Question: I feel constantly stressed and anxious when I write and feel I need a strategy to help. What should I do?
There’s a lot of stress and anxiety around at the moment and that’s understandable. If you’re finding it tough to write given the current situation — take a break, don’t feel bad and attend to what matters most in your life. If you really can’t write — don’t.
However, if you really want to get some writing done but worries are getting in the way there are a few things you can do.
Combatting the worries you experience around your writing starts with understanding where your stress is coming from and the nature of that stress. For example, is it caused by time pressures, interruptions or unfamiliar working situations?
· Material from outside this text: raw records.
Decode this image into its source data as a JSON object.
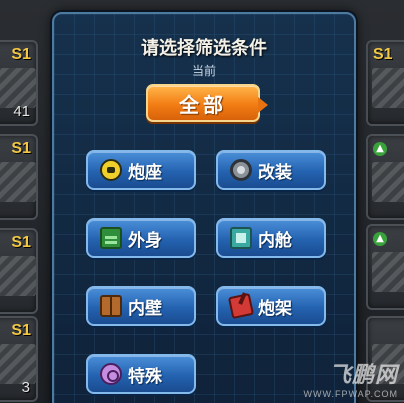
{
  "dialog": {
    "title": "请选择筛选条件",
    "current_label": "当前",
    "current_value": "全部"
  },
  "filters": [
    {
      "label": "炮座",
      "icon": "turret-mount-icon"
    },
    {
      "label": "改装",
      "icon": "gear-icon"
    },
    {
      "label": "外身",
      "icon": "hull-exterior-icon"
    },
    {
      "label": "内舱",
      "icon": "cabin-icon"
    },
    {
      "label": "内壁",
      "icon": "inner-wall-icon"
    },
    {
      "label": "炮架",
      "icon": "gun-carriage-icon"
    },
    {
      "label": "特殊",
      "icon": "special-icon"
    }
  ],
  "inventory": {
    "left_slots": [
      {
        "tier": "S1",
        "count": "41"
      },
      {
        "tier": "S1",
        "count": ""
      },
      {
        "tier": "S1",
        "count": ""
      },
      {
        "tier": "S1",
        "count": "3"
      }
    ],
    "right_slots": [
      {
        "tier": "S1",
        "count": ""
      },
      {
        "tier": "",
        "count": ""
      },
      {
        "tier": "",
        "count": ""
      },
      {
        "tier": "",
        "count": ""
      }
    ]
  },
  "watermark": {
    "text": "飞鹏网",
    "url": "WWW.FPWAP.COM"
  },
  "colors": {
    "panel_bg": "#16314d",
    "accent_orange": "#f27d14",
    "button_blue": "#2462b0",
    "tier_gold": "#f2c744"
  }
}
Or, is it caused by something deeper: doubts about your abilities or fears about the future?
Keep a distraction diary
To understand these stresses a little more — keep a distraction diary. When you keep a distraction diary you simply log the worries and concerns you experience as you write. Capture your concerns as they flow in and out of your mind and don’t judge — note them down and move on.
At the end of the week — review. Take a little time to go through the concerns you have. What kind of worries do you have? Can you spot any patterns? Do any reoccur?
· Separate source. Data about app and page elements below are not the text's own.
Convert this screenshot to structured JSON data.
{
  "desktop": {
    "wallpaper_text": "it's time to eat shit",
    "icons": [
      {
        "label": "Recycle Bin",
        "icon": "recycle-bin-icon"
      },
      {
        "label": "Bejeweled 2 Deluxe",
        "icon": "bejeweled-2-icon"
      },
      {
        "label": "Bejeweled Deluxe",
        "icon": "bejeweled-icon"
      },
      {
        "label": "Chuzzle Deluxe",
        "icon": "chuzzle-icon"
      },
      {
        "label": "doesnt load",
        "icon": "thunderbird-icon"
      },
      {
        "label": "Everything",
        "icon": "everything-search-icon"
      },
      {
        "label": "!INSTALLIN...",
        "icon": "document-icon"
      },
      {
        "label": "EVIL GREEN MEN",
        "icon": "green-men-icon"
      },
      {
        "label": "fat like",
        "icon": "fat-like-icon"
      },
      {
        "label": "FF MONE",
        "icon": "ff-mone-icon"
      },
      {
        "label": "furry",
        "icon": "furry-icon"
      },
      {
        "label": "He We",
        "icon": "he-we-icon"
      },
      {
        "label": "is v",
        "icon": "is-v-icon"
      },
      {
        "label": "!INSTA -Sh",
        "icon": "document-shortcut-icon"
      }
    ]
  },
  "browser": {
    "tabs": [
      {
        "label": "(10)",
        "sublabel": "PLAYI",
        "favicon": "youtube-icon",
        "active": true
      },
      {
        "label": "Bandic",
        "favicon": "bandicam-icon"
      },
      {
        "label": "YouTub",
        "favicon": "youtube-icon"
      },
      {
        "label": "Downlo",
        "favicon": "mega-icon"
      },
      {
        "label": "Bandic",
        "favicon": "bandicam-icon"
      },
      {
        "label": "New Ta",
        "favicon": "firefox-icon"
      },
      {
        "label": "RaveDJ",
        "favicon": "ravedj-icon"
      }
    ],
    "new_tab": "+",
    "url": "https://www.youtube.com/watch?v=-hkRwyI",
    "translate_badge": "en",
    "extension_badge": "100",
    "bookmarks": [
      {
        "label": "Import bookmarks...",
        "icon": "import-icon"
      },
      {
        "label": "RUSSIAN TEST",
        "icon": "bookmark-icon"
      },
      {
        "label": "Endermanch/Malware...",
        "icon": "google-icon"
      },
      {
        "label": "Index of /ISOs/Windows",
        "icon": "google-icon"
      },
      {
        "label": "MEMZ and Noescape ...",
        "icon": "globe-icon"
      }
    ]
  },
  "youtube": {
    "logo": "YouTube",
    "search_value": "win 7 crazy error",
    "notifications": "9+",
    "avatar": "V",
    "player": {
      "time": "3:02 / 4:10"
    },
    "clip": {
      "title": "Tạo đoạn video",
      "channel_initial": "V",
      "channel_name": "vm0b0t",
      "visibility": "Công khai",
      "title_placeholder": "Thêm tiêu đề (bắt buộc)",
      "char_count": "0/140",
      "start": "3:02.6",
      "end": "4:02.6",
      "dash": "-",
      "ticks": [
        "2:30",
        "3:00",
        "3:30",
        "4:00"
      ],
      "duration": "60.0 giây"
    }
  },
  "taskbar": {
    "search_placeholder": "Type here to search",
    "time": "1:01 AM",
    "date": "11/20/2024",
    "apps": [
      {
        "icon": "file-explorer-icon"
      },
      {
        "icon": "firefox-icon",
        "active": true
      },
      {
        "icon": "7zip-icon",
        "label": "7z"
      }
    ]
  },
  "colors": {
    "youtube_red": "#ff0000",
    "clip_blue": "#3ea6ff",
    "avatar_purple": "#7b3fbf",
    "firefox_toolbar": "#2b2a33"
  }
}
As you do this, you’ll probably notice that some of the anxieties you have are practical in nature and some are more hypothetical — we call these ‘what if?’ worries like ‘what if I never improve?’ ‘what will happen in the future?’. These worries are damaging because there’s nothing much you can do to resolve them, so they leave you feeling powerless.
For the practical worries, try to put in place a plan of action of some kind. What can you do to resolve them? For example, if you constantly experience interruptions and this is stressing you out — how could you manage that interruption better? For the worries you can’t do anything about — the hypothetical variety — try ‘parking’ them for another time.
Parking does not mean dismissing or ignoring them — these worries are valid. It means accepting they are legitimate but recognising there’s little you can do to resolve them now — this helps you move past them.
What writing productivity questions do you have?
We’d love to hear what writing struggles you face and help you figure out a way through. If you’re you’re blocked, stressed or behind with a project — let us know and we’ll work out what’s holding you back.
Originally published at https://prolifiko.com on June 23, 2020.